Arranged in seven series:
Scope and Contents
Ballots for the election of poets, correspondence by the poets in residence, DVDs and photos of dedication services, and materials relating to the induction and selection of poets.
Using the Collection
Rare Book and Manuscript Library
Other Finding Aids
Daniel Haberman Papers. Columbia University Libraries.
Conditions Governing Access
This collection is located off-site. You will need to request this material at least three business days in advance to use the collection in the Rare Book and Manuscript Library reading room.
Conditions Governing Use
Single photocopies may be made for research purposes. Permission to publish material from the collection must be requested from the Curator of Manuscripts/University Archivist, Rare Book and Manuscript Library (RBML). The RBML approves permission to publish that which it physically owns; the responsibility to secure copyright permission rests with the patron.
The RBML cannot provide access to original time-based media material which has not been first been reformatted for preservation. Researchers are welcome to examine archival time-based media items and decide whether they wish to place an order for Audio/Video reformatting. If copyright and/or condition restrictions apply, it may not be possible to digitize a requested item. Please note that A/V reformatting is handled by an outside vendor and typically takes 6-8 weeks.
Identification of specific item; Date (if known); American Poets' Corner Archive; Box and Folder; Rare Book and Manuscript Library, Columbia University Library.

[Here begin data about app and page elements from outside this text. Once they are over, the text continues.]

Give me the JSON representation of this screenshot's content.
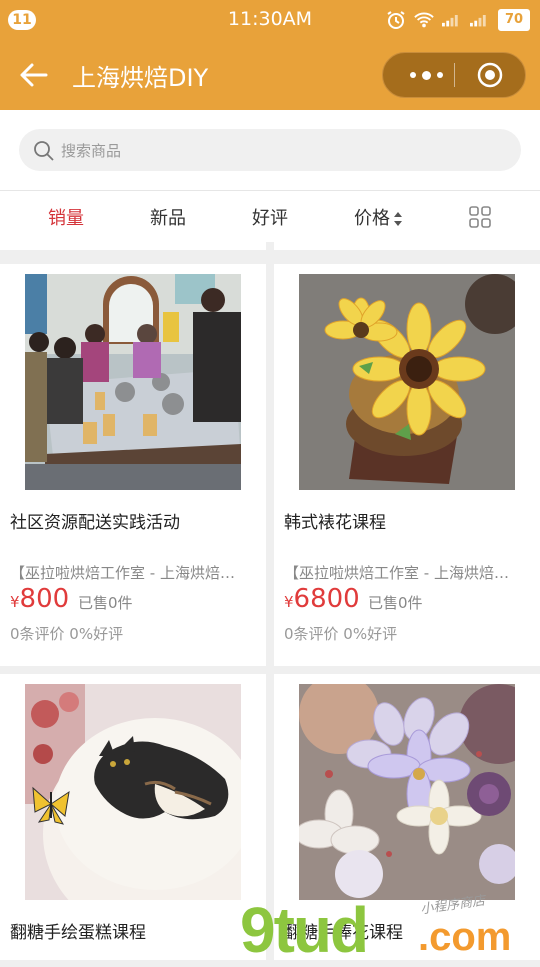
{
  "status_bar": {
    "notification_count": "11",
    "time": "11:30AM",
    "battery": "70"
  },
  "nav": {
    "title": "上海烘焙DIY"
  },
  "search": {
    "placeholder": "搜索商品"
  },
  "sort_tabs": [
    {
      "label": "销量",
      "active": true
    },
    {
      "label": "新品"
    },
    {
      "label": "好评"
    },
    {
      "label": "价格"
    }
  ],
  "products": [
    {
      "name": "社区资源配送实践活动",
      "shop": "【巫拉啦烘焙工作室 - 上海烘焙…",
      "currency": "¥",
      "price": "800",
      "sold": "已售0件",
      "reviews": "0条评价 0%好评"
    },
    {
      "name": "韩式裱花课程",
      "shop": "【巫拉啦烘焙工作室 - 上海烘焙…",
      "currency": "¥",
      "price": "6800",
      "sold": "已售0件",
      "reviews": "0条评价 0%好评"
    },
    {
      "name": "翻糖手绘蛋糕课程"
    },
    {
      "name": "翻糖手捧花课程"
    }
  ],
  "watermark": {
    "part1": "9tud",
    "part2": ".com",
    "part3": "小程序商店"
  },
  "colors": {
    "brand": "#e8a23a",
    "active_tab": "#d4343a",
    "price": "#e03b3b"
  }
}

About the Finding Aid / Processing Information
Columbia University Libraries, Rare Book and Manuscript Library
Processed by Patrick Lawlor and Barbara Nissman, 2019.
History / Biographical Note
The American Poets' Corner was created in 1984 in the Cathedral Church of St. John the Divine in New York City and modeled after a similar alcove for writers at Westminster Abbey in London. Located in the cathedral's Arts Bay, the Poets' Corner is made up of stone slabs, both on the wall and on the floor, commemorating (as of 2019) thirty American writers with inscriptions of the writer's name, dates of birth and death, and a memorable quotation from the writer's work. For Hart Crane, his words "Permit me voyage, love, into your hands" were chosen, and Edna St. Vincent Millay is remembered with "Take up the song; forget the epitaph." The Cathedral Poet-in-Residence program has been ongoing since 1983. Poets serve for a term of five years. The poet in turn appoints the Electors, for staggered terms, keeping in mind the original guidelines calling for geographical and genre diversity. Every spring, the Poet-in-Residence invites each Elector to nominate a writer deceased for at least 25 years. The Electors and Poet-in-Residence discuss candidates and engage in balloting until consensus is reached. A line of poetry is chosen to be engraved in the cathedral.